Hmm. Not sure I agree with this solution. According to the rules in the OP, you're allowed to use as many multiplications as you want (could be more than two). $\displaystyle 3 \times 3 \times 3 = 27 > 20.25.$ I think, by symmetry, you can say that, given $\displaystyle n$ multiplicands, the maximum product you can get would be given by $\displaystyle x = 9/n$, multiplied $\displaystyle n$ times. That is, if you allow two multiplicands, then the max occurs at $\displaystyle 9/2 = 4.5,$ as earboth found. If you have three multiplicands, then I think the maximum would occur at $\displaystyle 9/3 = 3,$ which gives the product $\displaystyle 27.$ So, given this way of choosing the maximum product, given the number of multiplicands, which number of multiplicands gives the maximum product? Obviously, $\displaystyle 1^9 = 1$ is less than $\displaystyle 3^3 = 27$, so there is a maximum in there somewhere. The formula to use is $\displaystyle (9/n)^n$. I admit to using a bit of calculus to maximize this function. The max occurs at $\displaystyle 9/e$. The closest integer (you have to have an integer number of multiplicands) is $\displaystyle 3,$ so I think the maximum is $\displaystyle 27$ in this case. As another example, if you're solving the problem with, say, $\displaystyle 13$ instead of $\displaystyle 9,$ then the max occurs at $\displaystyle 13/e.$ So, since $\displaystyle 2<e<3,$ I would try taking the number and dividing by $\displaystyle 2,$ and then dividing by $\displaystyle 3$ to see which one of them is greater when plugged into your function $\displaystyle (13/n)^n$. Probably dividing by $\displaystyle 3$ is going to give you the maximum most of the time, if not all the time.

Re: Finding the greatest product

Thanks for the replies chaps.

I had also reasoned that dividing by the number of multiplicands always yielded the highest product. It's because of the rule that everything always has to sum to the same amount (I think).

That's also why I thought of putting it to a power rather than using multiplication, so I could use the same technique for numbers that didn't divide neatly into integers. I.e. (N^0.5)^(N^0.5). Apologies for the awkward formatting.

(Actually, could someone just clarify whether this still falls within the rules or not? I'm working on the assumption that powers are just a different way of expressing normal multiplication)

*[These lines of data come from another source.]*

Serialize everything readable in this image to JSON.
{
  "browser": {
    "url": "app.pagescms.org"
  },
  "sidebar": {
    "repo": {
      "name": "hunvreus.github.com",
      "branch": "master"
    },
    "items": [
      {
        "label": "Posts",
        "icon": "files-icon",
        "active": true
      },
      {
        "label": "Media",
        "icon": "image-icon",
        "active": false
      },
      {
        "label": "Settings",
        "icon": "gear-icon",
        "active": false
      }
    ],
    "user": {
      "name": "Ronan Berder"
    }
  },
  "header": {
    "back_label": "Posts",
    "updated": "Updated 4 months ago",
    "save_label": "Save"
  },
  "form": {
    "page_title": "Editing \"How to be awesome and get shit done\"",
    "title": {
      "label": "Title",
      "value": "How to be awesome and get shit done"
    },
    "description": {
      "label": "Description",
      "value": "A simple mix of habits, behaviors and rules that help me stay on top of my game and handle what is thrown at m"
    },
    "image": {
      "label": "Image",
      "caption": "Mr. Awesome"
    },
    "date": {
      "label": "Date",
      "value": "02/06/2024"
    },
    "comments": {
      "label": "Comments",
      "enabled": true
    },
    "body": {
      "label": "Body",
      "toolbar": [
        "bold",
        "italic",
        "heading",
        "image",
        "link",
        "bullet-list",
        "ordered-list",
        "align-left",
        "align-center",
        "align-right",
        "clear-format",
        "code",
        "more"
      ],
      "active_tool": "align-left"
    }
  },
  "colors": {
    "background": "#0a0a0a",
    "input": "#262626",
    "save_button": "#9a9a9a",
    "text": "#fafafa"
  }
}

In conclusion, it doesn't seem like there's a particular formula for getting at the highest product (within this rule set), unless you set the number of multiplicands. Is that right?

Re: Finding the greatest product

$\displaystyle \frac{\sum_{i=1}^{n}a_i}{n} \geq \sqrt[n]{\prod_{i=1}^{n}a_i}$, with equality if and only if $\displaystyle a_1=a_2=...=a_n$ (inequality of arithmetic and geometric means)

Your sum is: $\displaystyle \frac{\sum_{i=1}^{n}a_i}{n}=\frac {9}{n}$. Obviously, the product maxim value is $\displaystyle \left ( \frac {9}{n} \right )^n$.